This study reported the average CT-based TT-TG distance to be 13.62 ± 1.76 mm. The average TT-TG distance from the research of Hernigou et al. was 13 mm, which was measured based on CT data and was similar to our results. Tse et al. showed by MRI that the average TT-TG distance was 10.1 mm in healthy Chinese. In a research conducted in New Zealand, Pandit et al. reported the average MRI-based values to be 9.91 mm for males and 10.04 mm for females. Hinckel et al reported that the MRI-based TT-TG distance was 3.1–3.6 mm smaller than CT-based TT-TG distance, which explained the inconsistency of the above results. At present, more and more literatures recognized the limitation of the absolute threshold of TT-TG distance. Although 20 mm was the main diagnosis threshold for surgical application, there are some disputes about the value. Franciozi et al reported that tibial tubercle osteotomy combined with medial patellofemoral ligament reconstruction (MPFLR) resulted in better outcomes compared with MPFLR alone in the treatment of recurrent patellar instabilities in patients with a TT-TG distance of 17 to 20 mm. Graf et al reported the inaccuracy of surgical intervention, and demonstrated the need for combining the TSA and the TT-TG distance to avoid overcorrection during medial tibial tubercle osteotomy. Our result reported that the TT-TG distance had a positive correlation with height and the knee size, which was comparable to other literatures[11, 16, 23]. Moreover, several literatures described that application of the TT-TG indices (ratio of the TT-TG distance to the tibial maximal mediolateral axis) obtained more reliable and standardized results[7, 16]. Hernigou et al used fML and tML to establish normal values of TT-TG distances in Greek. However, they also raised doubts about whether the two parameters were applied as the best predictors. Taking these questions into account, the present study applied LASSO regression model to analyze the best predictors of the normal TT-TG distances. LASSO regression is a machine learning method that can shrink the coefficients of variables that do not contribute information to the model to zero and is well suited to feature selection for high-dimensional data. Using this method, we obtained four parameters to predict normal TT-TG distance, namely height, fML, tML and tAP, to achieve the best accuracy and convenience. The prediction formula obtained by us provided a more accurate reference for clinical determination of patellar instability, rather than the absolute values or TT-TG indices. Meanwhile, the formula can play a guiding role in the more accurate localization of the tibial tubercle during the tibial tubercle osteotomy.
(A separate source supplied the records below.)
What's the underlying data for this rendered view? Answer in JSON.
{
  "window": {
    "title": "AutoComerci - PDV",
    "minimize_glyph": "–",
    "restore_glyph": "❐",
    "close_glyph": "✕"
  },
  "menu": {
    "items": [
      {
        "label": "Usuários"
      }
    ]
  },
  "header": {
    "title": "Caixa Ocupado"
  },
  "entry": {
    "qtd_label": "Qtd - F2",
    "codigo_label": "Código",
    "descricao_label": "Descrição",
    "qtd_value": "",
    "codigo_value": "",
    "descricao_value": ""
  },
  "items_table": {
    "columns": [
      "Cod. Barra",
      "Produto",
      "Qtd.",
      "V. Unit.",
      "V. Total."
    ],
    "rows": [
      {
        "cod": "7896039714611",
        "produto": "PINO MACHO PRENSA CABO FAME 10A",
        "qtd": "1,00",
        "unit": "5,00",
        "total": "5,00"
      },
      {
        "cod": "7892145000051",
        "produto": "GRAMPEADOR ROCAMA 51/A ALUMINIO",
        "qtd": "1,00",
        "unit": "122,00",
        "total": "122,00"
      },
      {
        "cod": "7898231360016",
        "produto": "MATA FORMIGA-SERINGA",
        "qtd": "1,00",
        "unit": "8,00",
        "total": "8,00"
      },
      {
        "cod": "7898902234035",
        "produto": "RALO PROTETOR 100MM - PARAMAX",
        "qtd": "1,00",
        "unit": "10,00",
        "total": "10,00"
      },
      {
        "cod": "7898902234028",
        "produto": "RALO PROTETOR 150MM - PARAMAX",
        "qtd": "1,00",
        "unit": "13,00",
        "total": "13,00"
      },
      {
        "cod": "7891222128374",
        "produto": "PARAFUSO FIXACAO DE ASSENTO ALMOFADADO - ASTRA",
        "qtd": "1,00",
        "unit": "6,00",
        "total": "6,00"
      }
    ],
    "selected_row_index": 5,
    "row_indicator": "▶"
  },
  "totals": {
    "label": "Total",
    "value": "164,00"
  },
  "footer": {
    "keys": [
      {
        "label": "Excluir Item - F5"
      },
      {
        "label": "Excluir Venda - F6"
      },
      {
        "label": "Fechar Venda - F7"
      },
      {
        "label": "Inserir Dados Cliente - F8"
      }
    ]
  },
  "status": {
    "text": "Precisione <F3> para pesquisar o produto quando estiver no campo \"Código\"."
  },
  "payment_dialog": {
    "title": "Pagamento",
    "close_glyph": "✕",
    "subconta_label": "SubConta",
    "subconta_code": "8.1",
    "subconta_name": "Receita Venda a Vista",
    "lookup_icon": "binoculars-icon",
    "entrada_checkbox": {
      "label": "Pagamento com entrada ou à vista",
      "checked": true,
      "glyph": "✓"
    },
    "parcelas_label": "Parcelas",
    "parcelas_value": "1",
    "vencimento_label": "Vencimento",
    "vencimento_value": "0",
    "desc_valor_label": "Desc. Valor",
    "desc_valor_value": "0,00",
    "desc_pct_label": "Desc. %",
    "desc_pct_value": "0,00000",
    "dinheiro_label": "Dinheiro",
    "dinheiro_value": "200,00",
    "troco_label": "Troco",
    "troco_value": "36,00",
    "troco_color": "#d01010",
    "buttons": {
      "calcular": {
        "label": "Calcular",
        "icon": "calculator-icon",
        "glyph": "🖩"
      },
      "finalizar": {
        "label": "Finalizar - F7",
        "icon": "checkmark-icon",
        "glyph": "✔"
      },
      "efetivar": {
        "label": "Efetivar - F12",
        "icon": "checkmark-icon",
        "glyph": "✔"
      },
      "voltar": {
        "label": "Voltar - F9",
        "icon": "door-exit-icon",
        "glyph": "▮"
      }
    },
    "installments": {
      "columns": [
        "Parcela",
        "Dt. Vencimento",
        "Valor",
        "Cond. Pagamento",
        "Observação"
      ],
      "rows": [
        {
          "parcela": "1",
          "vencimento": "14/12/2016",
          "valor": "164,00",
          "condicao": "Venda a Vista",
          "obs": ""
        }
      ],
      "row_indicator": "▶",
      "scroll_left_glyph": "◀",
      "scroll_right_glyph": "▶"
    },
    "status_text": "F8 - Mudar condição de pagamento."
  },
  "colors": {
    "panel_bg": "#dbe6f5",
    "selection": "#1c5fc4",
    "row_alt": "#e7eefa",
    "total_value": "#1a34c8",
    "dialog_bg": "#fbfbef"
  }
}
Insufficiency of the study
Limitations of the present study include the relatively small sample size. With all measurements derived from knees with extension, there was no data from the knees with 30° of flexion. Thus, the patellar tilt, patellar height, bisect offset, and other factors could not be obtained. We are continuing to study additional subjects and to acquire data from knees with a flexion angle of 30°. Another limitation of the present study was that the formula for predicting TT-TG distance has not been clinically verified, and more studies on the clinical effectiveness of the formula need to be performed.